Feb. 12, Tucker left Colorado football to take over as the head coach at Michigan State.  Eleven days later, Dorrell was the surprise hire as Tucker’s replacement.  Dorrell’s first hirings four days his official hiring will actually be retentions as the program announced that four of Tucker’s former assistants will remain as part of the new coaching staff.

Those four are:

  • Darrin Chiaverini (wide receivers coach/assistant head coach under Tucker)
  • Darian Hagan (running backs coach)
  • Brian Michalowski (outside linebackers)
  • Tyson Summers (defensive coordinator/safeties)

According to the release from Colorado football, the holdovers’ “exact responsibilities will be determined once the remaining six assistant positions are filled, which Dorrell hopes to conclude sometime early next week.” It’s believed that Chiaverini will serve as Dorrell’s offensive coordinator, although, obviously, that hasn’t yet been confirmed.

“It’s always important if you can maintain some continuity during a coaching change,” the new Colorado football head coach said in a statement. “I’ve been around enough college and professional teams where doing so offers some stability.

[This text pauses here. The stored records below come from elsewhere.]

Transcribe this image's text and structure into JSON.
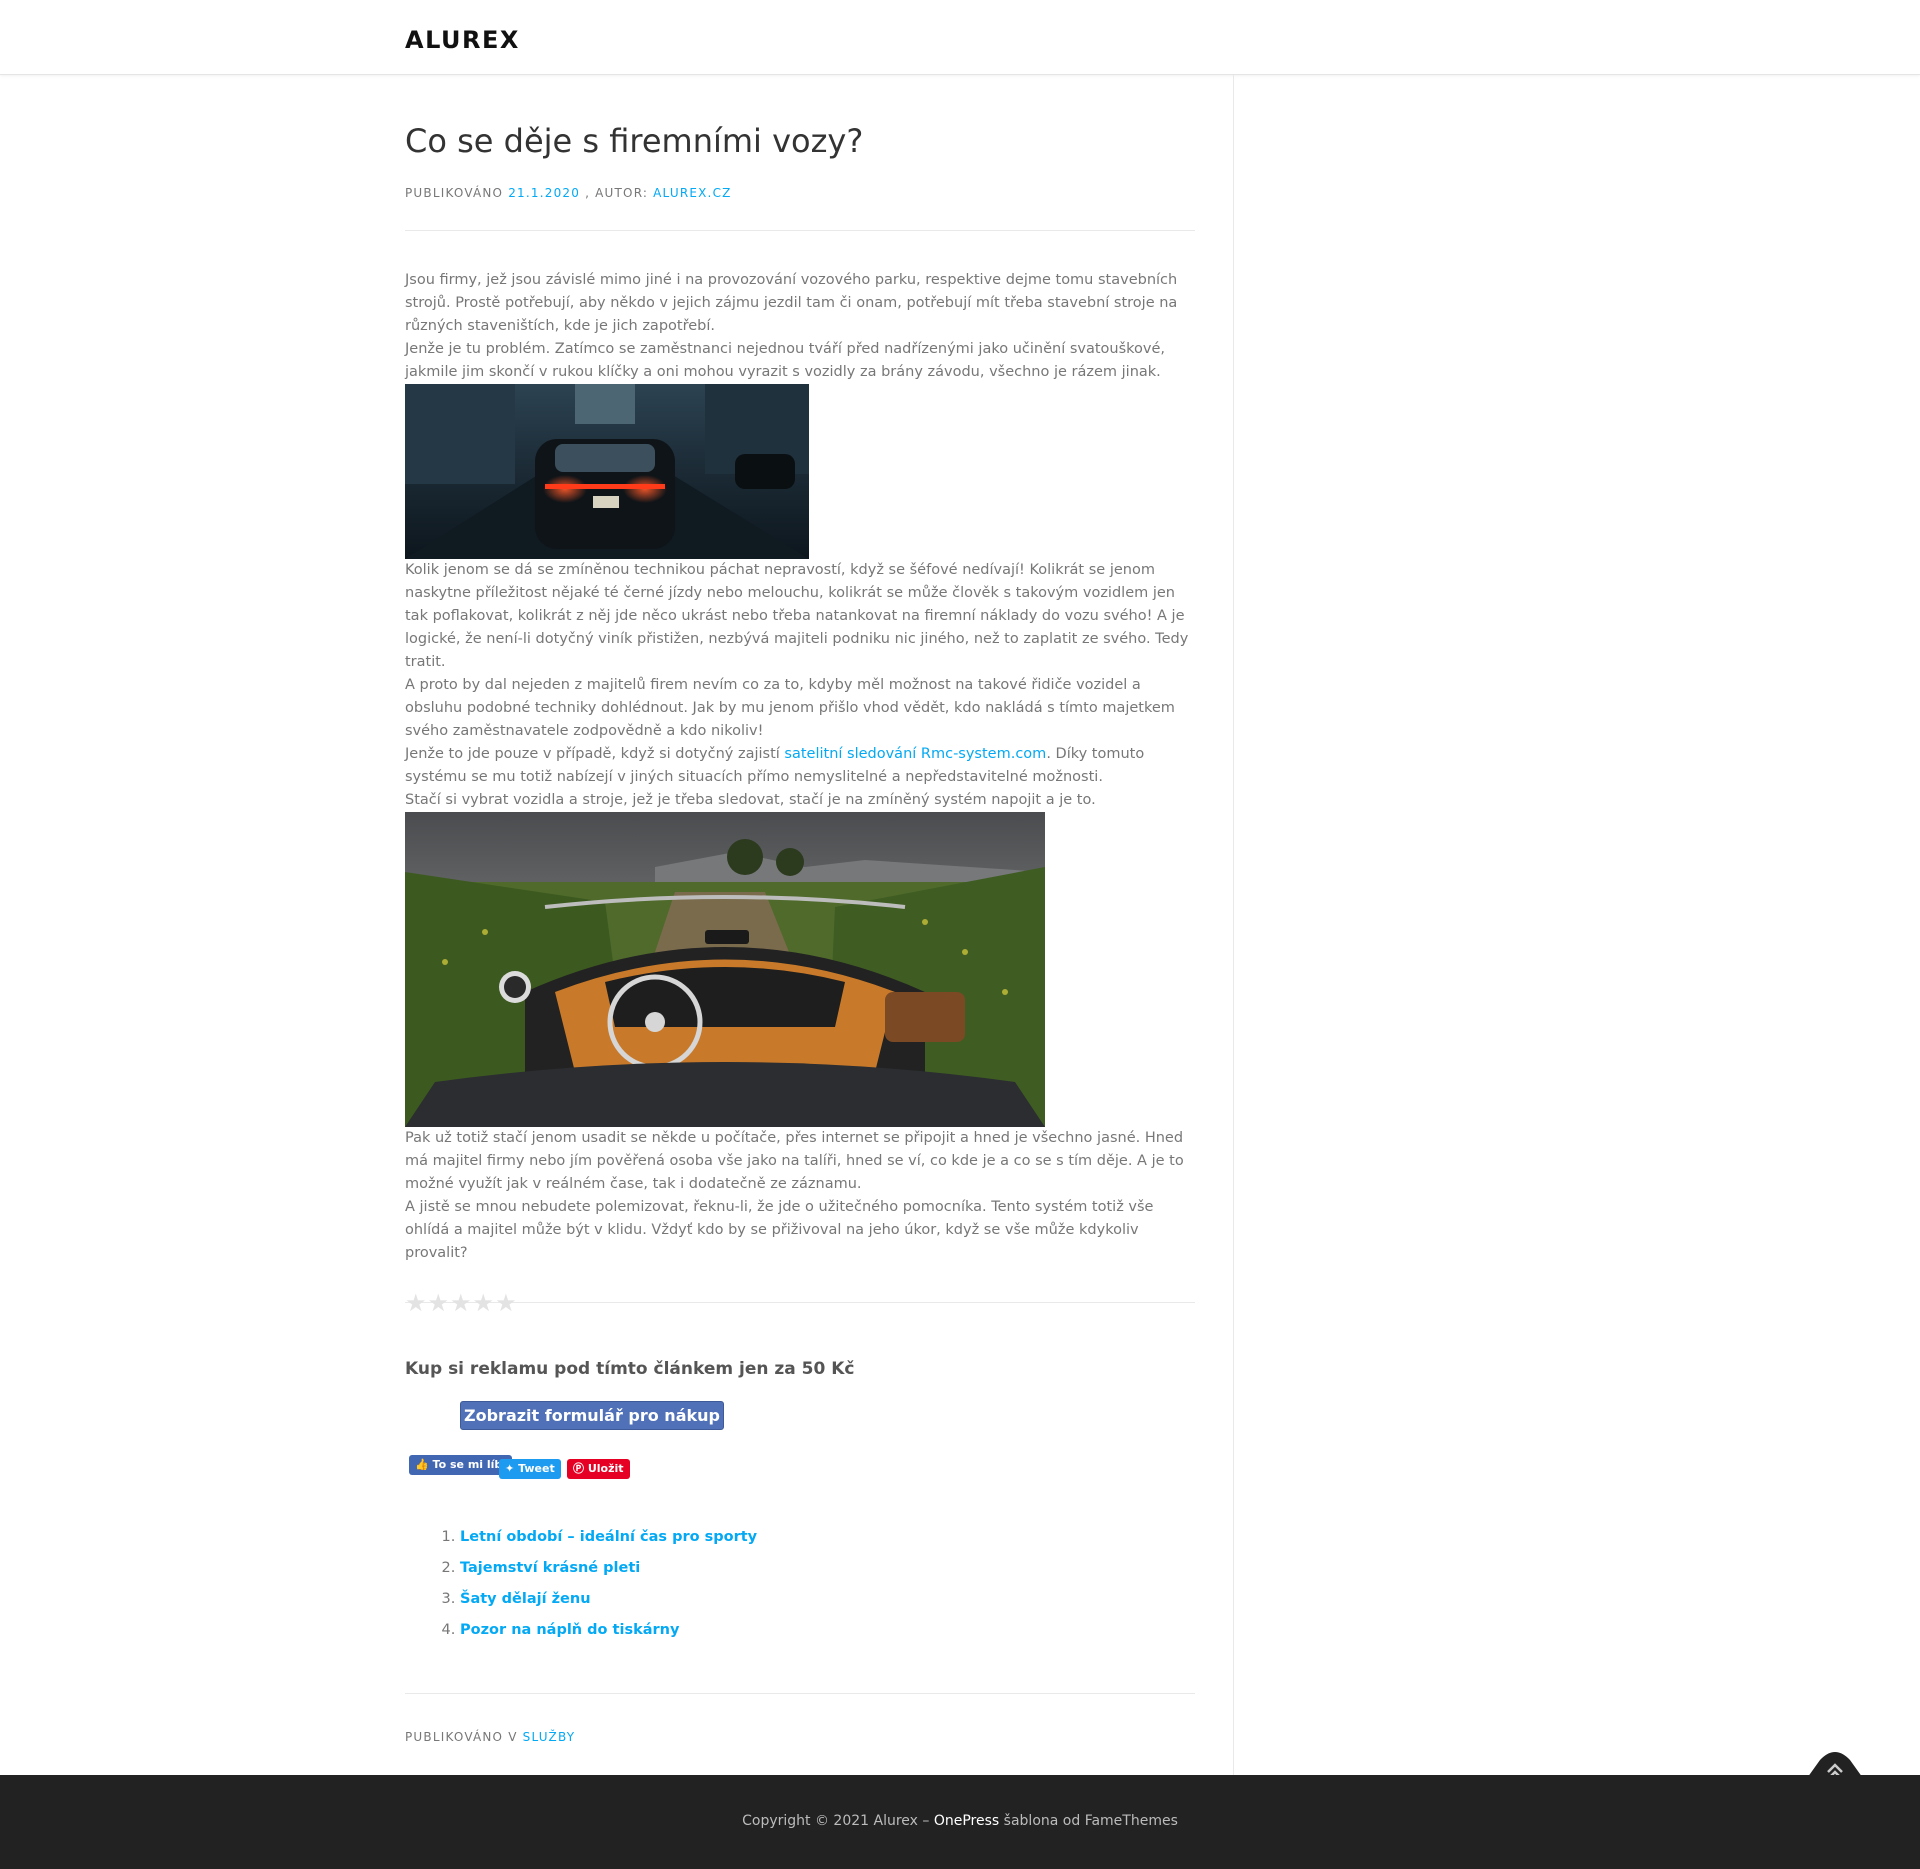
{
  "site": {
    "title": "ALUREX"
  },
  "post": {
    "title": "Co se děje s firemními vozy?",
    "meta": {
      "published_label": "Publikováno",
      "date": "21.1.2020",
      "author_label": ", Autor:",
      "author": "alurex.cz"
    },
    "paragraphs_1": [
      "Jsou firmy, jež jsou závislé mimo jiné i na provozování vozového parku, respektive dejme tomu stavebních strojů. Prostě potřebují, aby někdo v jejich zájmu jezdil tam či onam, potřebují mít třeba stavební stroje na různých staveništích, kde je jich zapotřebí.",
      "Jenže je tu problém. Zatímco se zaměstnanci nejednou tváří před nadřízenými jako učinění svatouškové, jakmile jim skončí v rukou klíčky a oni mohou vyrazit s vozidly za brány závodu, všechno je rázem jinak."
    ],
    "paragraphs_2": [
      "Kolik jenom se dá se zmíněnou technikou páchat nepravostí, když se šéfové nedívají! Kolikrát se jenom naskytne příležitost nějaké té černé jízdy nebo melouchu, kolikrát se může člověk s takovým vozidlem jen tak poflakovat, kolikrát z něj jde něco ukrást nebo třeba natankovat na firemní náklady do vozu svého! A je logické, že není-li dotyčný viník přistižen, nezbývá majiteli podniku nic jiného, než to zaplatit ze svého. Tedy tratit.",
      "A proto by dal nejeden z majitelů firem nevím co za to, kdyby měl možnost na takové řidiče vozidel a obsluhu podobné techniky dohlédnout. Jak by mu jenom přišlo vhod vědět, kdo nakládá s tímto majetkem svého zaměstnavatele zodpovědně a kdo nikoliv!"
    ],
    "link_paragraph": {
      "before": "Jenže to jde pouze v případě, když si dotyčný zajistí ",
      "link": "satelitní sledování Rmc-system.com",
      "after": ". Díky tomuto systému se mu totiž nabízejí v jiných situacích přímo nemyslitelné a nepředstavitelné možnosti."
    },
    "paragraph_3": "Stačí si vybrat vozidla a stroje, jež je třeba sledovat, stačí je na zmíněný systém napojit a je to.",
    "paragraphs_4": [
      "Pak už totiž stačí jenom usadit se někde u počítače, přes internet se připojit a hned je všechno jasné. Hned má majitel firmy nebo jím pověřená osoba vše jako na talíři, hned se ví, co kde je a co se s tím děje. A je to možné využít jak v reálném čase, tak i dodatečně ze záznamu.",
      "A jistě se mnou nebudete polemizovat, řeknu-li, že jde o užitečného pomocníka. Tento systém totiž vše ohlídá a majitel může být v klidu. Vždyť kdo by se přiživoval na jeho úkor, když se vše může kdykoliv provalit?"
    ],
    "rating": {
      "stars": 5,
      "value": 0
    },
    "ad": {
      "title": "Kup si reklamu pod tímto článkem jen za 50 Kč",
      "button": "Zobrazit formulář pro nákup"
    },
    "social": {
      "facebook": "To se mi líbí",
      "twitter": "Tweet",
      "pinterest": "Uložit"
    },
    "related": [
      "Letní období – ideální čas pro sporty",
      "Tajemství krásné pleti",
      "Šaty dělají ženu",
      "Pozor na náplň do tiskárny"
    ],
    "category": {
      "label": "Publikováno v",
      "name": "Služby"
    }
  },
  "footer": {
    "copyright": "Copyright © 2021 Alurex – ",
    "theme": "OnePress",
    "suffix": " šablona od FameThemes"
  },
  "colors": {
    "link": "#03a9f4",
    "footer_bg": "#222222",
    "button_bg": "#5071b7"
  }
}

I had great conversations with all four and while I haven’t determined their exact roles as of yet, I am excited that we share the same goals and vision for the program. I am excited about all four and am looking forward to working with them.”

Both Chiaverini and Hagans have been a part of the Colorado football program for the past four seasons.  Both Summers and Michalowski were in their first years in Boulder.

Prior to his departure for East Lansing, Tucker had just completed his first season in Boulder, going 5-7.  Since a 10-4 2016 season, the Buffaloes have gone 5-7 each of the past three seasons.  That 2016 season is the program’s only winning record since 2005.